Are things going badly with Spotify? Not exactly: They’re by far the largest streaming platform, with a 31 percent of global market share — more than twice that of Apple Music, in the number two spot, which has 15 percent. But, Spotify has never been profitable, and they have to get there to survive. As streaming subscriber growth levels off, the main ways to become profitable are to reduce costs or to raise prices, and since Spotify is hesitant to drive big price increases in a competitive streaming market, they are opting to shrink their staff.
Perhaps a bigger Spotify news item, for the indie artist, is the announcement of a number of new policies to combat fraud, including stiff penalties for distributors supplying fraudulent tracks, or driving fraudulent streams. The distributors hate this, because with a penalty of $10 per track, this could cost each of the major distributors millions of dollars per year. While those distributors can certainly crack down on fraudulent tracks, they can’t possibly know which of their legitimate artists might use a streaming farm to boost their stream count.
More disturbing for independent music artists, Spotify is going to “Artist-Centric pricing,” which sounds benevolent but actually means that they’ll stop paying sound recording royalties on tracks that have fewer than 1,000 streams a year and redirect those payments proportionately to all the other artists who have more than a thousand streams.
This Artist-Centric pricing, which is a pretty way to refer to what I call “stealing,” was pushed by the major labels and you get one guess who stands to benefit the most. While the redirected dollars for each individual track may not be big, this will impact close to two-thirds of all the tracks on Spotify, which will now not monetize at all, and the aggregate dollars will be big.
How big? Spotify expects to redirect $1 billion over five years, out of your pocket and into Universal, Warner, and Sony’s already much deeper pockets. Honestly, this just pisses me off.
CD Baby recently shut down its physical distribution center after 25 years of selling independent CDs and vinyl. I get it. Streaming is the name of the game now, that’s where the volume is, but I must say, I was sad to hear it. Physical media is critical for artists to be able to make any money from their music, because streaming pays so little, and CD Baby was pretty much the only outlet that would distribute an indie artist’s CD to retail stores.
What is an artist to do now to sell CDs? You can sell CDs directly to your fans off your website and Bandcamp page, but unfortunately CD distribution to other retail outlets is no longer a viable option for most artists, which is a bummer. That said, we know that most indie artist CDs and vinyl are sold at shows and direct to fans online, and those opportunities really haven’t changed.
For the past decade, production demand for vinyl records greatly outstripped record pressing capacity in the US, which, just a year ago, led to sky-high prices and turn times as long as 26 weeks. However, in the past two years, significant capacity was added to the vinyl industry.
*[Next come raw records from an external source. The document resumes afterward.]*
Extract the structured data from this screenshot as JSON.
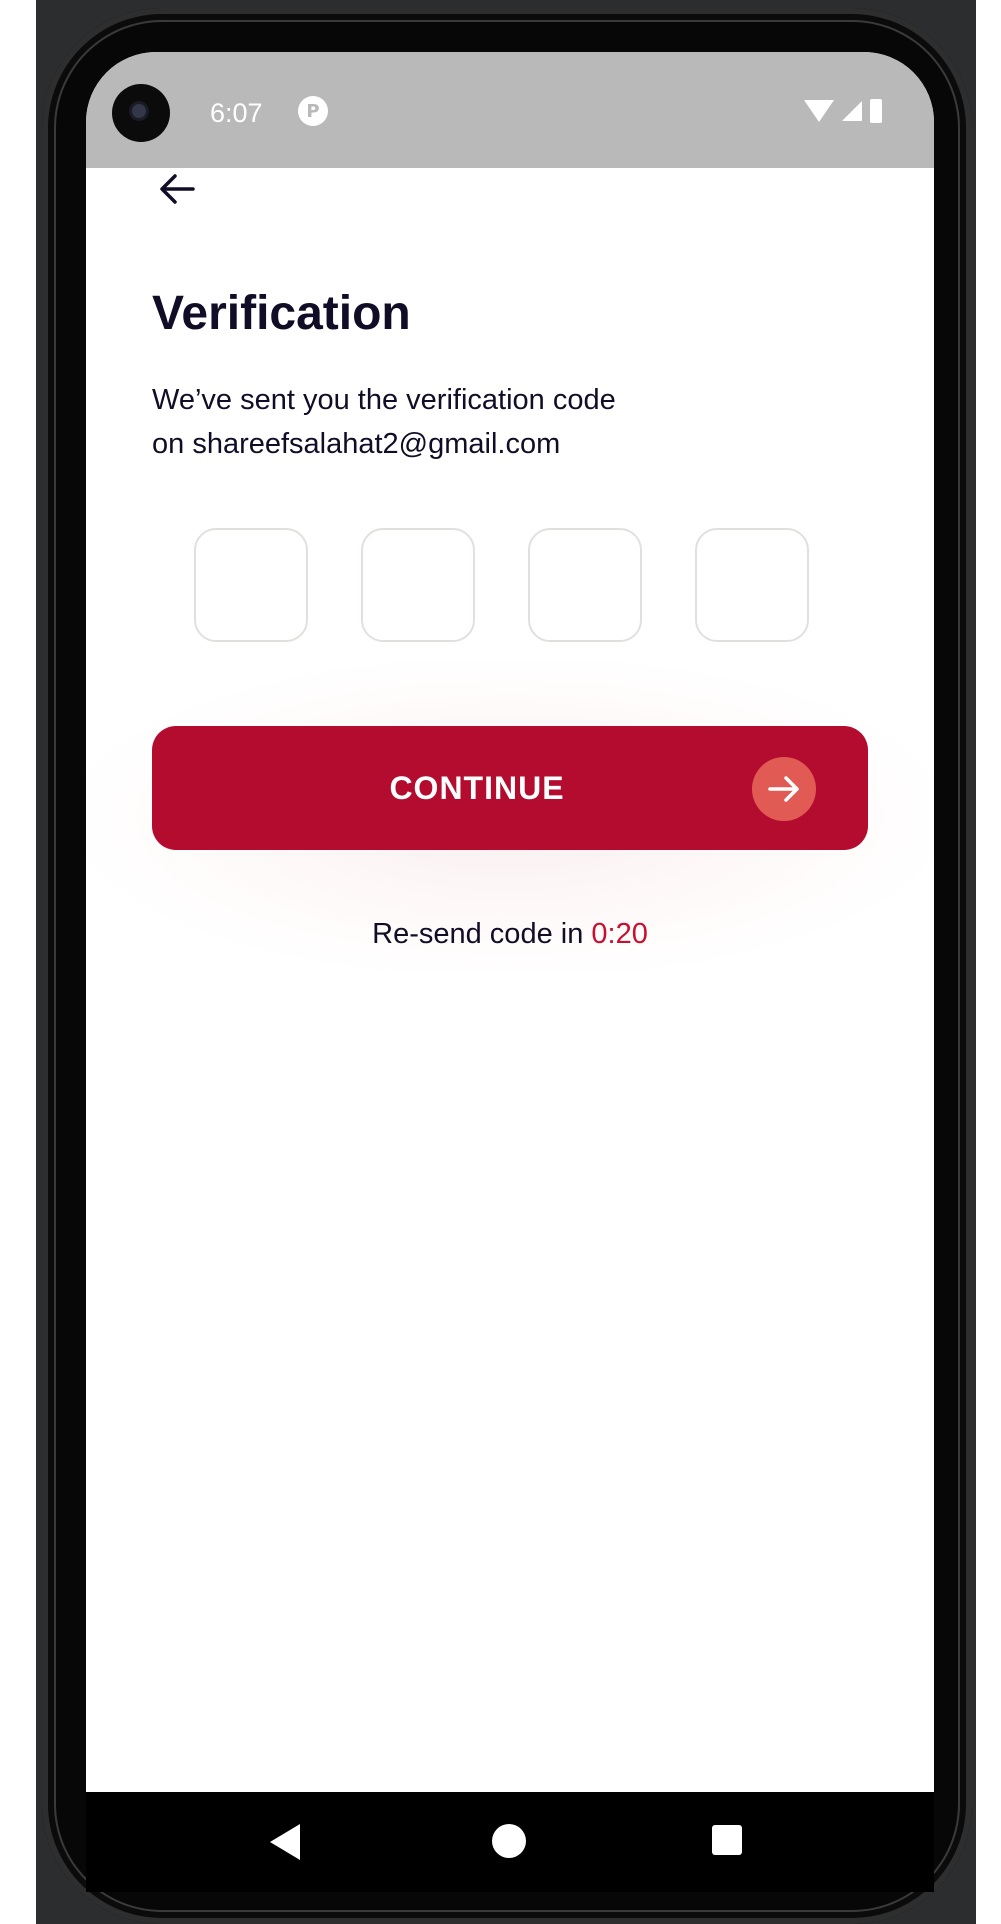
{
  "status_bar": {
    "time": "6:07",
    "notification_icon": "p-circle-icon",
    "icons": [
      "wifi-icon",
      "signal-icon",
      "battery-icon"
    ]
  },
  "header": {
    "back_icon": "arrow-left-icon"
  },
  "verification": {
    "title": "Verification",
    "subtitle_line1": "We’ve sent you the verification code",
    "subtitle_line2": "on shareefsalahat2@gmail.com",
    "code_digits": [
      "",
      "",
      "",
      ""
    ]
  },
  "continue_button": {
    "label": "CONTINUE",
    "icon": "arrow-right-icon"
  },
  "resend": {
    "prefix": "Re-send code in ",
    "timer": "0:20"
  },
  "colors": {
    "primary": "#b30c2f",
    "accent_circle": "#e15b54",
    "timer_text": "#c8102e",
    "text_dark": "#120d26"
  },
  "navigation_bar": {
    "buttons": [
      "back-triangle-icon",
      "home-circle-icon",
      "recents-square-icon"
    ]
  }
}
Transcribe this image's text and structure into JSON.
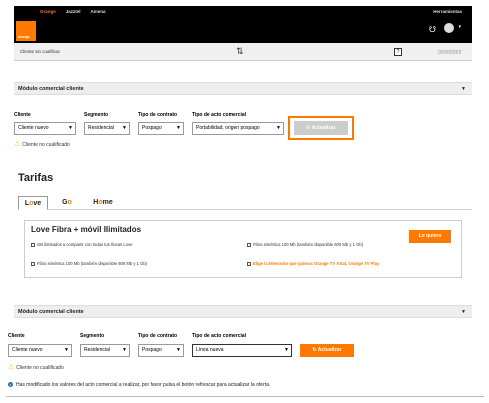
{
  "topbar": {
    "nav": [
      "Orange",
      "Jazztel",
      "Amena"
    ],
    "herramientas": "Herramientas",
    "logo_text": "orange"
  },
  "customer_bar": {
    "text": "Cliente sin cualificar",
    "help": "?",
    "dots": "▯▯▯▯▯▯▯▯"
  },
  "module1": {
    "title": "Módulo comercial cliente",
    "labels": {
      "cliente": "Cliente",
      "segmento": "Segmento",
      "contrato": "Tipo de contrato",
      "acto": "Tipo de acto comercial"
    },
    "values": {
      "cliente": "Cliente nuevo",
      "segmento": "Residencial",
      "contrato": "Pospago",
      "acto": "Portabilidad, origen pospago"
    },
    "update_button": "Actualizar",
    "warning": "Cliente no cualificado"
  },
  "tarifas": {
    "title": "Tarifas",
    "tabs": [
      {
        "pre": "L",
        "accent": "o",
        "post": "ve"
      },
      {
        "pre": "G",
        "accent": "o",
        "post": ""
      },
      {
        "pre": "H",
        "accent": "o",
        "post": "me"
      }
    ],
    "offer": {
      "title": "Love Fibra + móvil Ilimitados",
      "features_left": [
        "GB ilimitados a compartir con todas tus líneas Love",
        "Fibra simétrica 100 Mb (también disponible 600 Mb y 1 Gb)"
      ],
      "features_right": [
        "Fibra simétrica 100 Mb (también disponible 600 Mb y 1 Gb)",
        "Elige la televisión que quieras Orange TV Total, Orange TV Play"
      ],
      "cta": "Lo quiero"
    }
  },
  "module2": {
    "title": "Módulo comercial cliente",
    "labels": {
      "cliente": "Cliente",
      "segmento": "Segmento",
      "contrato": "Tipo de contrato",
      "acto": "Tipo de acto comercial"
    },
    "values": {
      "cliente": "Cliente nuevo",
      "segmento": "Residencial",
      "contrato": "Pospago",
      "acto": "Línea nueva"
    },
    "update_button": "Actualizar",
    "warning": "Cliente no cualificado"
  },
  "info_message": "Has modificado los valores del acto comercial a realizar, por favor pulsa el botón refrescar para actualizar la oferta.",
  "colors": {
    "brand": "#ff7900",
    "topbar": "#000000",
    "info": "#1f6fb2"
  }
}
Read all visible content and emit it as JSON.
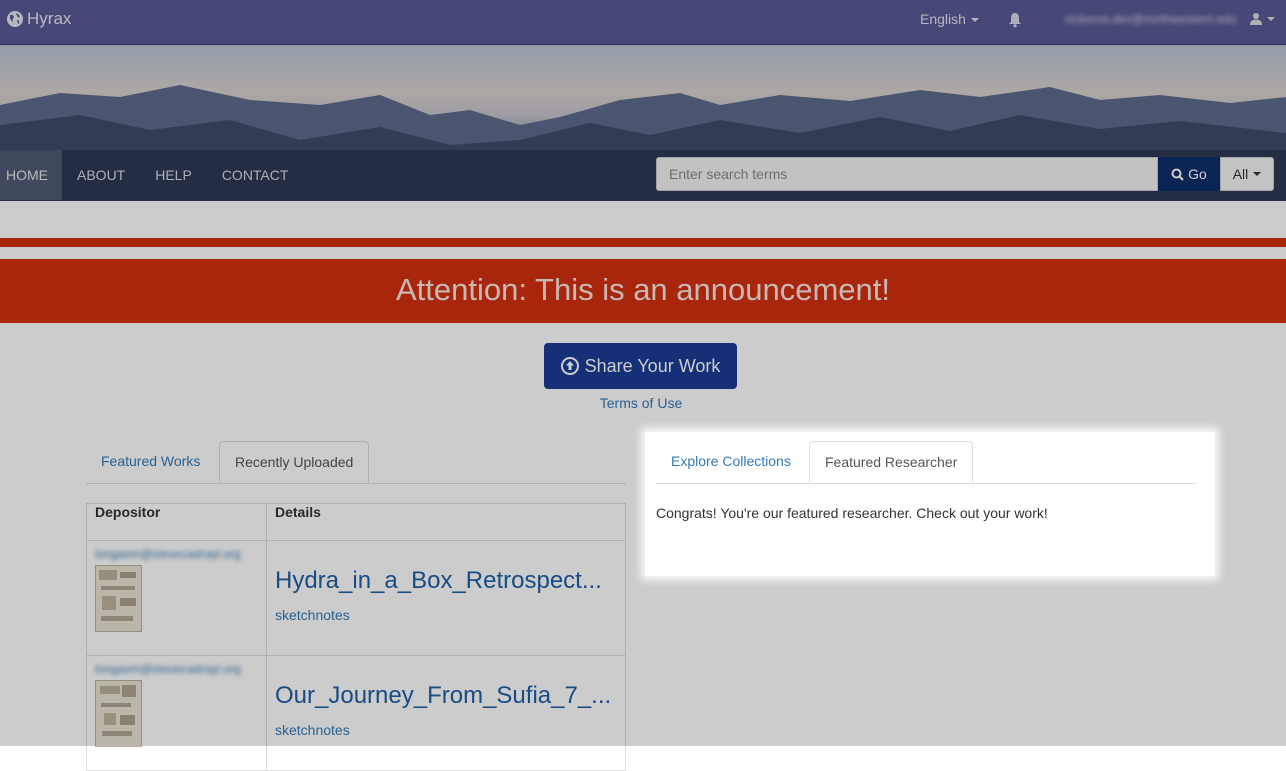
{
  "header": {
    "brand": "Hyrax",
    "language": "English",
    "user_email": "vickeros.dev@northwestern.edu"
  },
  "nav": {
    "items": [
      "HOME",
      "ABOUT",
      "HELP",
      "CONTACT"
    ]
  },
  "search": {
    "placeholder": "Enter search terms",
    "go_label": "Go",
    "scope": "All"
  },
  "announcement": {
    "text": "Attention: This is an announcement!"
  },
  "share": {
    "label": "Share Your Work",
    "terms": "Terms of Use"
  },
  "left_tabs": [
    "Featured Works",
    "Recently Uploaded"
  ],
  "table": {
    "headers": [
      "Depositor",
      "Details"
    ],
    "rows": [
      {
        "depositor": "longavm@stevecadrayl.org",
        "title": "Hydra_in_a_Box_Retrospect...",
        "keyword": "sketchnotes"
      },
      {
        "depositor": "longavm@stevecadrayl.org",
        "title": "Our_Journey_From_Sufia_7_...",
        "keyword": "sketchnotes"
      }
    ]
  },
  "right_tabs": [
    "Explore Collections",
    "Featured Researcher"
  ],
  "featured": {
    "message": "Congrats! You're our featured researcher. Check out your work!"
  },
  "colors": {
    "navbar": "#5a5a96",
    "announcement": "#d2310f",
    "primary_button": "#1c3d96",
    "link": "#337ab7"
  }
}
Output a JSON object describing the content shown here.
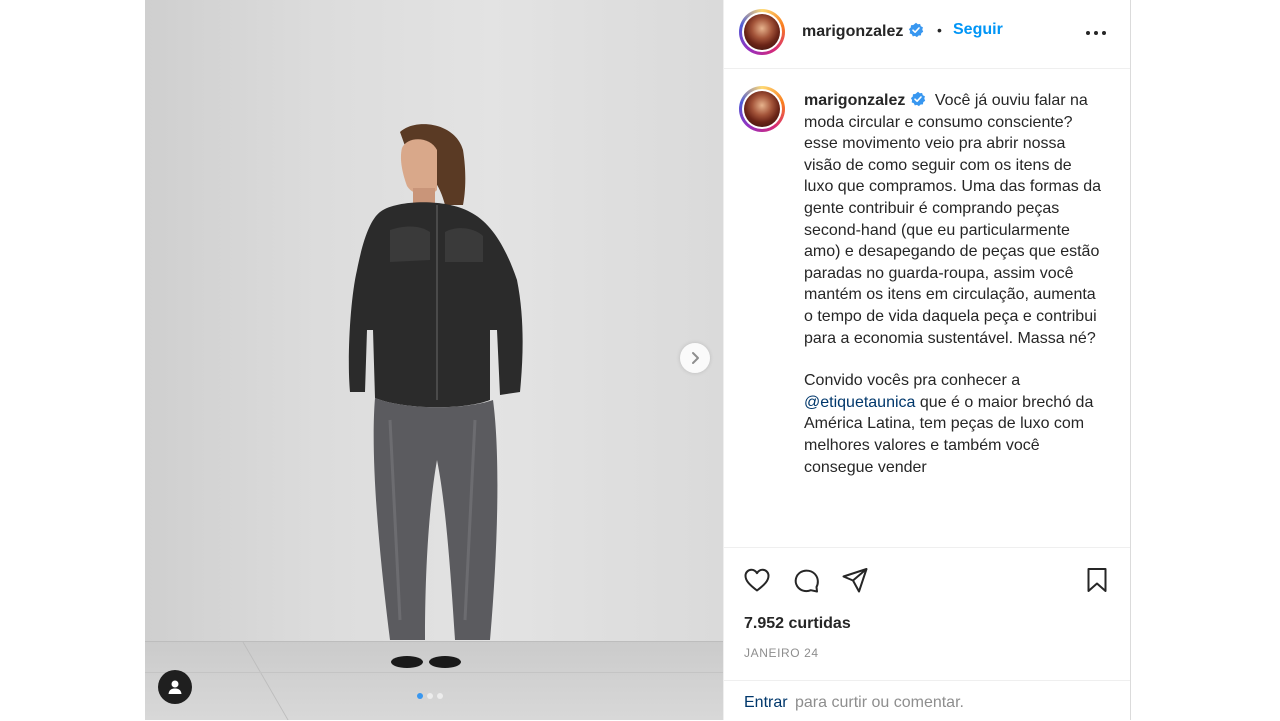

There are now 40 record pressing plants in the US! With all that added capacity, turn times have come way down, to below eight weeks, and prices have come down too. We at Disc Makers dropped our vinyl record prices significantly last year.
Thanks to you, our vinyl program was perhaps our biggest success as a company in 2023, with vinyl orders quadrupling the second half of the year. I’m calling that a positive music industry story from 2023. Whether it’s vinyl or CDs (or both!), when you need physical product, we’re here for you!
Sell your CDs online: Stake a tent at Bandcamp
The movement to end the merch fees charged by venues is growing
Indie Musicians Need to Fight Spotify’s Royalty Theft
Disc Makers is Still Making CDs (and lots of ‘em)
Where Can You Sell CDs?